Data>
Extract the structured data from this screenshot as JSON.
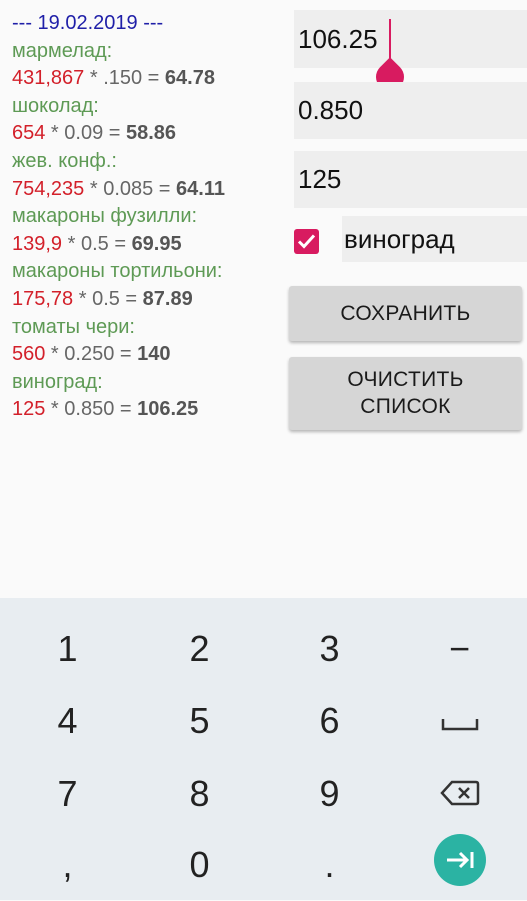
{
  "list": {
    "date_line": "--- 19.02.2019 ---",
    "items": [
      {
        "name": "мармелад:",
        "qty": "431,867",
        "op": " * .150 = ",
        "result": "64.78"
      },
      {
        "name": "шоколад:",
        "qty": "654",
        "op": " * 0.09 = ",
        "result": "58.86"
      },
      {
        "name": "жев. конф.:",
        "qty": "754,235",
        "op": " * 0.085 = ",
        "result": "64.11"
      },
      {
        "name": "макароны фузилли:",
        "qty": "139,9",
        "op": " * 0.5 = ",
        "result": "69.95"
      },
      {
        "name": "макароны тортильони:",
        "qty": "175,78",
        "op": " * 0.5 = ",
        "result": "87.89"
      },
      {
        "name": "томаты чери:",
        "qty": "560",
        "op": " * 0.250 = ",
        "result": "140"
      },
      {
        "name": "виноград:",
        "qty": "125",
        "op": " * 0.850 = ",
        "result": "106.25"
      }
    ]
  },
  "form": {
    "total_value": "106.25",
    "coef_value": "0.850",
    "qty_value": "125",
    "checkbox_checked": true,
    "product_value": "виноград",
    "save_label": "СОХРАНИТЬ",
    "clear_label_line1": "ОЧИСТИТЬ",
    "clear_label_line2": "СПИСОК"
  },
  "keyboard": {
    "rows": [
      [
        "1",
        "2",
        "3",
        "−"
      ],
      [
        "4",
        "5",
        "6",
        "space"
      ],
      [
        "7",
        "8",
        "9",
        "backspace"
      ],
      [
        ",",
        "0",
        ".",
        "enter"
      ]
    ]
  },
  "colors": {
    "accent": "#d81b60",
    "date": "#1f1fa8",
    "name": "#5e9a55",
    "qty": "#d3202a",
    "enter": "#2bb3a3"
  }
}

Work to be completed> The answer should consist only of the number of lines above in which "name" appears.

Answer for this exercise> 8